Florida State University is set to convene dozens of top historians of long 18th-century and revolutionary France from throughout the United States for a landmark conference on French history in American academia — the first-ever national conference of its kind.
The two-day meeting, to be presented by FSU’s Institute on Napoleon and the French Revolution and the Department of History April 13-14, 2018, will include historians from the nation’s leading academic institutions, including Princeton, University of Illinois at Urbana-Champaign, Columbia, Northwestern, Emory, Notre Dame, the University of California, Berkeley and Johns Hopkins.
For the first time in history, a contingent of esteemed American historians of 18th-century France will assemble to discuss the state of the field and the specific challenges faced by professors of French history in the modern American university.
“The point of this conference is to talk about how we can best respond to our current contexts,” said conference organizer Professor Rafe Blaufarb, director of the Institute on Napoleon and the French Revolution. “This is the first conference like this in any country outside of France, and many of the issues we plan on deliberating are completely uncharted.”

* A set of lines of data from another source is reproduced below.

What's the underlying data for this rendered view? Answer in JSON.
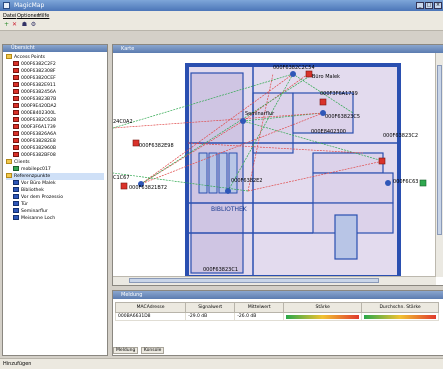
{
  "window": {
    "title": "MagicMap"
  },
  "menu": {
    "items": [
      "Datei",
      "Optionen",
      "Hilfe"
    ]
  },
  "left_panel": {
    "title": "Übersicht",
    "access_points_label": "Access Points",
    "access_points": [
      "000F6382C2F2",
      "000F6382308F",
      "000F63820CEF",
      "000F6382E911",
      "000F6382456A",
      "000F63823B7B",
      "000F9E420DA2",
      "000E8402300L",
      "000F6382C628",
      "000F3F6A1739",
      "000F63826A6A",
      "000F638282E8",
      "000F6382960B",
      "000F6382BF08"
    ],
    "clients_label": "Clients",
    "clients": [
      "mobilepc017"
    ],
    "refs_label": "Referenzpunkte",
    "refs": [
      "Vor Büro Malek",
      "Bibliothek",
      "Vor dem Prozessio",
      "Tür",
      "Seminarflur",
      "Meisanne Loch"
    ]
  },
  "map": {
    "title": "Karte",
    "labels": [
      "000F6382C2C54",
      "Büro Malek",
      "000F3F6A1739",
      "Seminarflur",
      "000F63823C5",
      "24C0A2",
      "000F6382E98",
      "000E8402300",
      "000F63821B72",
      "000F6382E2",
      "C1C67",
      "000F63823C2",
      "000F6C63",
      "000F63823C1",
      "BIBLIOTHEK"
    ]
  },
  "messages": {
    "title": "Meldung",
    "headers": [
      "MACAdresse",
      "Signalwert",
      "Mittelwert",
      "Stärke",
      "Durchschn. Stärke"
    ],
    "rows": [
      {
        "mac": "000BA6631D8",
        "signal": "-29.0 dB",
        "mean": "-26.0 dB"
      }
    ],
    "tabs": [
      "Meldung",
      "Konsole"
    ]
  },
  "status": {
    "text": "Hinzufügen"
  }
}
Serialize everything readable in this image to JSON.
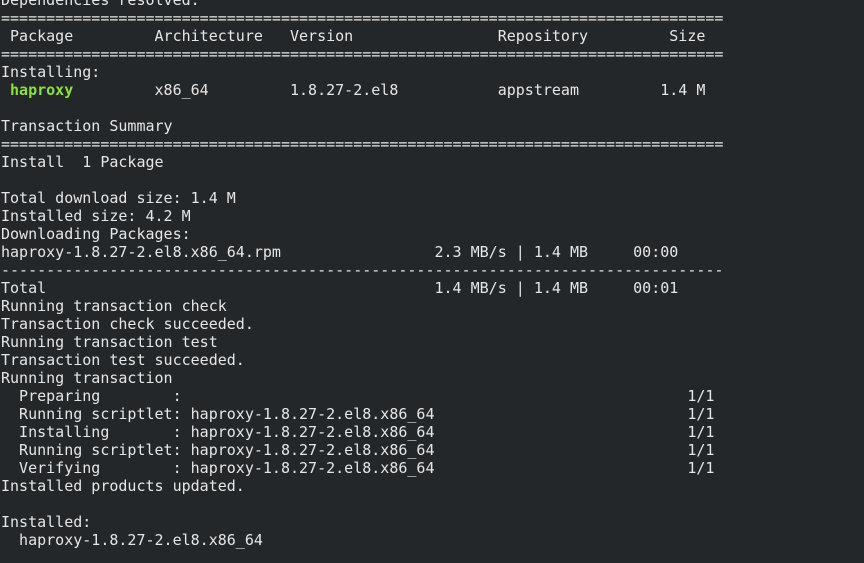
{
  "terminal": {
    "lines": [
      "Dependencies resolved.",
      "================================================================================",
      " Package         Architecture   Version                Repository         Size",
      "================================================================================",
      "Installing:",
      null,
      "",
      "Transaction Summary",
      "================================================================================",
      "Install  1 Package",
      "",
      "Total download size: 1.4 M",
      "Installed size: 4.2 M",
      "Downloading Packages:",
      "haproxy-1.8.27-2.el8.x86_64.rpm                 2.3 MB/s | 1.4 MB     00:00",
      "--------------------------------------------------------------------------------",
      "Total                                           1.4 MB/s | 1.4 MB     00:01",
      "Running transaction check",
      "Transaction check succeeded.",
      "Running transaction test",
      "Transaction test succeeded.",
      "Running transaction",
      "  Preparing        :                                                        1/1",
      "  Running scriptlet: haproxy-1.8.27-2.el8.x86_64                            1/1",
      "  Installing       : haproxy-1.8.27-2.el8.x86_64                            1/1",
      "  Running scriptlet: haproxy-1.8.27-2.el8.x86_64                            1/1",
      "  Verifying        : haproxy-1.8.27-2.el8.x86_64                            1/1",
      "Installed products updated.",
      "",
      "Installed:",
      "  haproxy-1.8.27-2.el8.x86_64"
    ],
    "package_row": {
      "lead": " ",
      "name": "haproxy",
      "rest": "         x86_64         1.8.27-2.el8           appstream         1.4 M"
    },
    "colors": {
      "background": "#24272a",
      "text": "#e6e6e6",
      "package_highlight": "#8ae234"
    }
  }
}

In freeform roundtable discussions, conference participants will tackle defining issues for French historians in the United States. Session topics include “Researching and Teaching French History Today,” “The Job Market in French History” and “Being a Team: The Graduate Advisor and Doctoral Student.”
These wide-ranging examinations of fundamental issues will allow the nation’s leading professors of long 18th-century and revolutionary French history to take stock, share ideas and adjust to a changing American academy.

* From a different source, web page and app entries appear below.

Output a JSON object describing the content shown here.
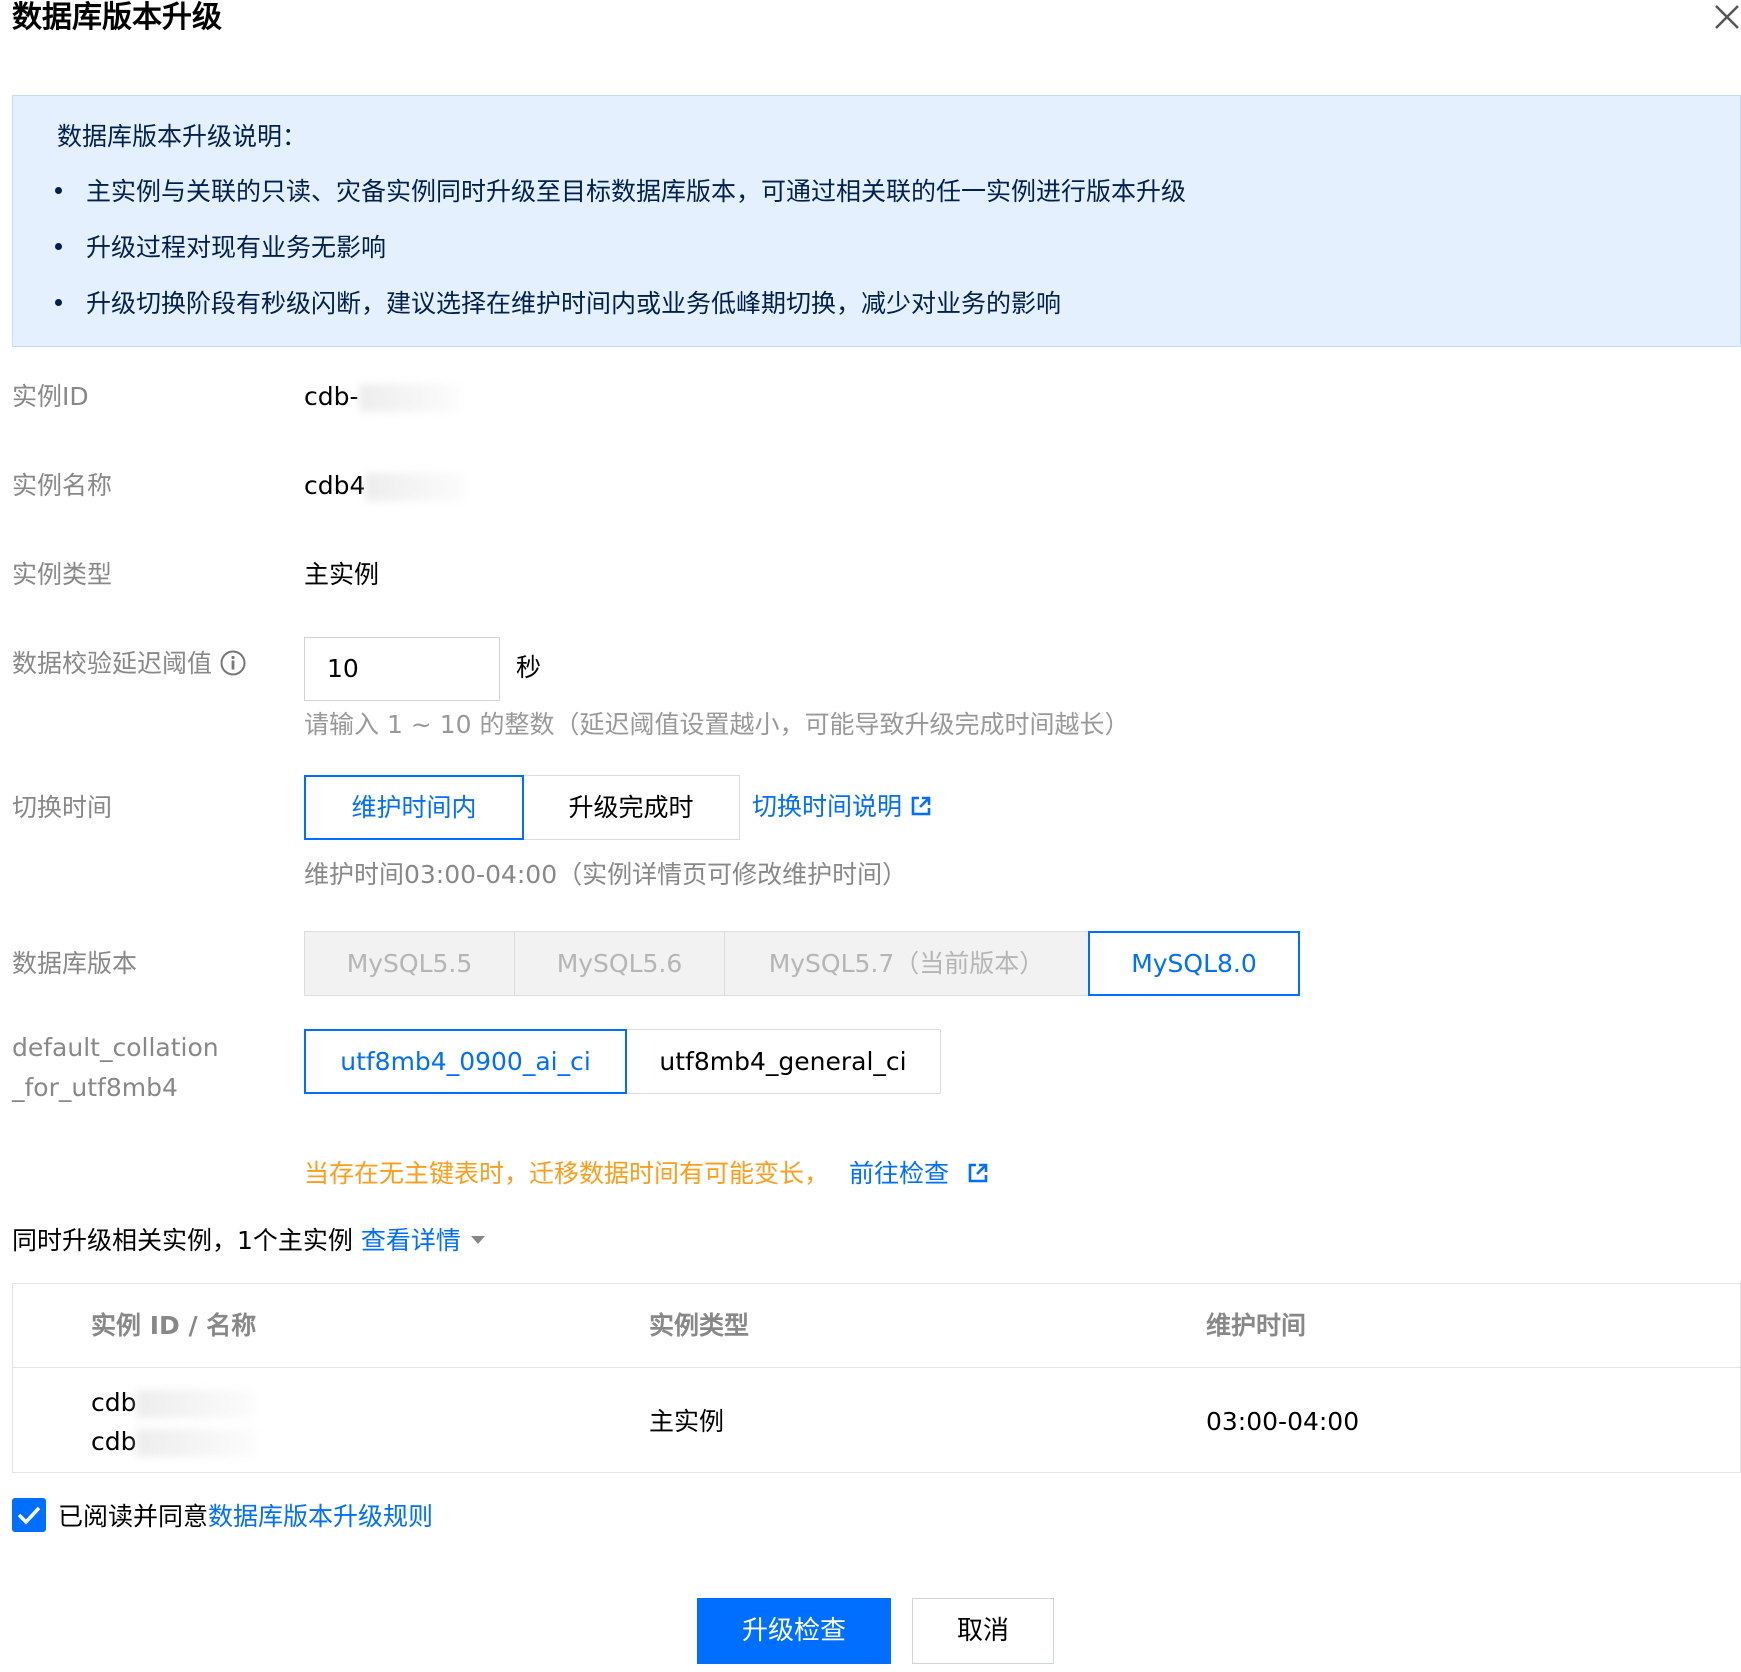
{
  "dialog": {
    "title": "数据库版本升级",
    "close_icon": "close-icon"
  },
  "notice": {
    "heading": "数据库版本升级说明：",
    "bullets": [
      "主实例与关联的只读、灾备实例同时升级至目标数据库版本，可通过相关联的任一实例进行版本升级",
      "升级过程对现有业务无影响",
      "升级切换阶段有秒级闪断，建议选择在维护时间内或业务低峰期切换，减少对业务的影响"
    ]
  },
  "form": {
    "instance_id": {
      "label": "实例ID",
      "value": "cdb-"
    },
    "instance_name": {
      "label": "实例名称",
      "value": "cdb4"
    },
    "instance_type": {
      "label": "实例类型",
      "value": "主实例"
    },
    "delay_threshold": {
      "label": "数据校验延迟阈值",
      "icon": "info-icon",
      "value": "10",
      "unit": "秒",
      "hint": "请输入 1 ~ 10 的整数（延迟阈值设置越小，可能导致升级完成时间越长）"
    },
    "switch_time": {
      "label": "切换时间",
      "options": [
        "维护时间内",
        "升级完成时"
      ],
      "selected": "维护时间内",
      "help_link": "切换时间说明",
      "hint": "维护时间03:00-04:00（实例详情页可修改维护时间）"
    },
    "db_version": {
      "label": "数据库版本",
      "options": [
        "MySQL5.5",
        "MySQL5.6",
        "MySQL5.7（当前版本）",
        "MySQL8.0"
      ],
      "selected": "MySQL8.0"
    },
    "collation": {
      "label_line1": "default_collation",
      "label_line2": "_for_utf8mb4",
      "options": [
        "utf8mb4_0900_ai_ci",
        "utf8mb4_general_ci"
      ],
      "selected": "utf8mb4_0900_ai_ci"
    },
    "warning": {
      "text": "当存在无主键表时，迁移数据时间有可能变长，",
      "link": "前往检查"
    }
  },
  "related": {
    "text": "同时升级相关实例，1个主实例",
    "link": "查看详情",
    "table": {
      "headers": [
        "实例 ID / 名称",
        "实例类型",
        "维护时间"
      ],
      "rows": [
        {
          "id": "cdb",
          "name": "cdb",
          "type": "主实例",
          "maintenance": "03:00-04:00"
        }
      ]
    }
  },
  "agreement": {
    "checked": true,
    "text": "已阅读并同意",
    "link": "数据库版本升级规则"
  },
  "footer": {
    "primary": "升级检查",
    "cancel": "取消"
  },
  "colors": {
    "accent": "#006eff",
    "notice_bg": "#e5f0ff",
    "warning": "#ff9c19"
  }
}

“This is the first-ever summit to discuss the state of the field, and many of these questions have never before been raised,” Blaufarb said. “The idea is to evaluate ways to adapt what we do — our teaching, research and strategies for placing students on the job market.”
FSU will also welcome a host of graduate student participants, whose attendance will be financed jointly by the Weider Foundation, a private philanthropic organization, and the Department of History. Bringing together current and prospective American historians of France will facilitate fruitful cross-generational dialogue and help position the field for a successful future, organizers said.
“It is very rare for all the leading academic historians in any one field to assemble in one place. It is even rarer for historians of 18th-century France to do so,” said FSU Department of History Professor and Chair Edward Gray. “That this conference is happening at all is extraordinary, and I’m thrilled FSU and its Department of History are able to be a part of this important field-defining event.”
FSU is uniquely equipped among American universities to lead the field of 18th-century French history through this period of change and transition. Led by the Institute on Napoleon and the French Revolution, Florida State’s French history program — the most robust outside of France — defies trends of diminishing funding and contracting faculty positions that hamstring similar programs throughout the country.
With four professors studying 18th-century French history, more students pursuing graduate degrees in French history than anywhere else in the United States and internationally recognized institutes such as the Winthrop-King Institute for Contemporary French and Francophone Studies and the Institute on Napoleon and the French Revolution, FSU’s breadth of resources in French history render it a leader in the field.
“This conference shows that FSU is prepared to take the lead,” Blaufarb said. “The Department of History at Florida State is one of the best places to come to study 18th-century French history and French culture — we’re doing more than just about anyone else in the country.”